Leather is often a byword for luxury. Leather couches, leather handbags, leather interiors… Not only is leather comfortable and aesthetically pleasing, but it’s durable, easy to clean and versatile.
But what leather isn’t is vegan-friendly. Not only do vegans consider leather to be a clear-cut case of animal cruelty, but vegans also point out that leather production is a highly pollutive process. Another concern is that many leather alternatives that are commonly touted as ‘vegan’, such as polyurethane (PU) or polyvinylchloride (PVC) leather, are just as bad for the planet as real leathers they’re made from petrochemicals.
As veganism becomes more and more popular around the globe, luxury brands are starting to pay attention to their demands – with some debuting some rather radical solutions. The latest innovation? French luxury goods purveyor Hermès, who have just announced their first bag made with ‘mushroom leather’.

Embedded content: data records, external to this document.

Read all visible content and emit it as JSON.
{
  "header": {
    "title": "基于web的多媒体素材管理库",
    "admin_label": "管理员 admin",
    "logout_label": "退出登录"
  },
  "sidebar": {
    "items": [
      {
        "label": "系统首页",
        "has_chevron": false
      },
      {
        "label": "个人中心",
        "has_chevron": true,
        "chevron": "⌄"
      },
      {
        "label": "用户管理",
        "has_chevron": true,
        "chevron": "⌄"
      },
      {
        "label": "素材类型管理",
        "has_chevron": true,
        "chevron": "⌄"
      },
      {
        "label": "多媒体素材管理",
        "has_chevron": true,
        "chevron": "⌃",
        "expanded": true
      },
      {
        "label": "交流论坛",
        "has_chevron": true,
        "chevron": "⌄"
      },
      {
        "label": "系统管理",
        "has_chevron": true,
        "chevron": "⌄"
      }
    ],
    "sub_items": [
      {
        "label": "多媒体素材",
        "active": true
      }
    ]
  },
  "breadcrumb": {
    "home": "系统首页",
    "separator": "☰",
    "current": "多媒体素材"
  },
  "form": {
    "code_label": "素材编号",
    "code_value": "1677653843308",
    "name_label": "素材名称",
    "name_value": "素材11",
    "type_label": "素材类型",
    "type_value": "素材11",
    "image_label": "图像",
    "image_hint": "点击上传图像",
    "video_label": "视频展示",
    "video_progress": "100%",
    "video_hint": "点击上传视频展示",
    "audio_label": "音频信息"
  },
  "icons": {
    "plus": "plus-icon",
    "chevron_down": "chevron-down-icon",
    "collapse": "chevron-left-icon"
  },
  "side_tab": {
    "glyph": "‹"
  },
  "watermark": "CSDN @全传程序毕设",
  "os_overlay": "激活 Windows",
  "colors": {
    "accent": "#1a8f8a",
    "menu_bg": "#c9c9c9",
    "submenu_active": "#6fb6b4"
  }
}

The iconic 184-year-old brand has teamed up with American start-up MycoWorks to reimagine their popular ‘Victoria’ duffle bag using Sylvania, a material made from mycelium – effectively mushroom roots. The amber, leather-like material is produced in MycoWorks’ California facility, then tanned and finished in France by the Hermès tanners to further refine its strength and durability, and finally shaped in Hermès’ workshops by their skilled artisans.
Victoria bags come in a number of sizes, of which leather examples retail for around 7,000 AUD. Hermès hasn’t said anything about the RRP for this mushroom leather variety as of yet, but we’d be surprised if it was cheaper than real leather.
For such a staid brand, it’s a surprising move. Hermès is world-famous for its bags, which are some of the most in-demand luxury goods on the planet (good luck trying to get your hands on a Birkin). If their influence can make mushroom leather something to covet, it would be a huge win for vegan leather producers and fans.
Not everyone is convinced, however: the Sylvania Victoria bag still uses elements of calfskin, so it’s not totally vegan. Commenters online have also pointed out that Hermès are currently in the process of building Australia’s largest crocodile farm in the Northern Territory, which will supply skins to make handbags and shoes – a move that’s already garnered criticism from vegans and animal welfare groups, The Guardian reports.
Still, it’s a step in the right direction – and proof positive that vegan leather can rival the real thing both functionally and aesthetically.
Other luxury brands experimenting with vegan leathers include Swiss watch manufacturer IWC Schaffhausen, who recently unveiled a line of TimberTex straps, made from a low-impact, paper-based vegan leather; and British luxury car marque Bentley, who has experimented with making car interiors out of vegan grape leather (made of leftovers from the wine industry) from Italian firm Vegea.
The hope is that these vegan innovations lead by high-end brands will trickle down into the mainstream. In the meantime, we’ll have to make do with simply eating mushrooms instead of having bags made out of them. Portobello burger, anyone?